About Cologuard

FEBRUARY 23 - MARCH 1, 2020
Omni Tucson National Resort Tucson, Arizona

Cologuard mascot

Cologuard® is the easy, noninvasive colon cancer screening test you can use at home. It’s the only FDA-approved test that uses stool DNA technology and finds 92% of colon cancers1. Plus, it’s covered by Medicare and most major insurers.  

If you’ve been putting off screening, and you’re 50 years of age or older at average risk for colon cancer, ask your healthcare provider today if this noninvasive option is right for you.

Did you know?

  • Colon cancer is the 2nd leading cause of cancer-related deaths2†
  • When caught in its earliest stages, colorectal cancer is 90% curable3
  • At least 70% of people diagnosed with colorectal cancer have no family


To learn more, visit CologuardTest.com

About Cologuard

Cologuard is intended to screen adults 50 years of age and older who are at average risk for colorectal cancer by detecting certain DNA markers and blood in the stool. Do not use if you have had advanced adenomas, have inflammatory bowel disease and certain hereditary syndromes, or a personal or family history of colorectal cancer. Cologuard is not a replacement for colonoscopy in high risk patients.

The Cologuard test result should be interpreted with caution. A positive test result does not confirm the presence of cancer. Patients with a positive test result should be referred for diagnostic colonoscopy.

A negative test result does not confirm the absence of cancer. Patients with a negative test result should discuss with their doctor when they need to be tested again.

False positives and false negative results can occur. In a clinical study, 13% of people without cancer received a positive result (false positive) and 8% of people with cancer received a negative result (false negative). Rx only.

Statistic is applicable to colorectal cancer
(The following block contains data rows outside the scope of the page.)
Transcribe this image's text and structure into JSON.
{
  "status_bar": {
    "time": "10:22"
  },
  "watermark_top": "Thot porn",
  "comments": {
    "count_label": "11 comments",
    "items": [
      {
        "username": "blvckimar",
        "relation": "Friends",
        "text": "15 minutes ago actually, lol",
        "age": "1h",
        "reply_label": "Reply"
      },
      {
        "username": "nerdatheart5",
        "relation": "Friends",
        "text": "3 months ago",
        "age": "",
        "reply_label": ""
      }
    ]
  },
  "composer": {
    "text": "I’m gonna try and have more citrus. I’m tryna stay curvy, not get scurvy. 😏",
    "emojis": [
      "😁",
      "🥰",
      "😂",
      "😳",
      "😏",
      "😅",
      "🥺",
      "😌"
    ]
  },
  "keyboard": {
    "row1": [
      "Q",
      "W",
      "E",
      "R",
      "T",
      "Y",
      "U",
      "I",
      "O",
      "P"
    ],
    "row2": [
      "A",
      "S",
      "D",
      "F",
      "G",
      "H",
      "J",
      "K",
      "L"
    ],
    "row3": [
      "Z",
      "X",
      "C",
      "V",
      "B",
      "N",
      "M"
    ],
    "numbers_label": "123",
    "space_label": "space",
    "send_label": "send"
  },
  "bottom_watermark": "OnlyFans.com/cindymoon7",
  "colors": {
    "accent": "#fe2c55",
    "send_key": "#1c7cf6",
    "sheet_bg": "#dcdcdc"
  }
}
  1. Imperiale TF, Ransohoff DF, Itzkowitz SH, et al. Multitarget stool DNA testing for colorectal-cancer screening. N Engl J Med. 2014;370(14):1287-1297.
  2. American Cancer Society. Cancer Statistics Center. American Cancer Society website. https://cancerstatisticscenter.cancer.org/?_ga=2.174638823.450852649.1547649225-2010587624.1541774665#!/ Accessed January 17, 2019. 
  3. National Cancer Institute, Cancer Stat Facts: Colorectal Cancer. National Cancer Institute Website. https://seer.cancer.gov/statfacts/html/colorect.html. Accessed January 3, 2019.
  4. Patel SG, Ahnen DJ. Familial Colon Cancer Syndromes: an Update of a Rapidly Evolving Field. Curr Gastroenterol Rep. 2012;14:428-438.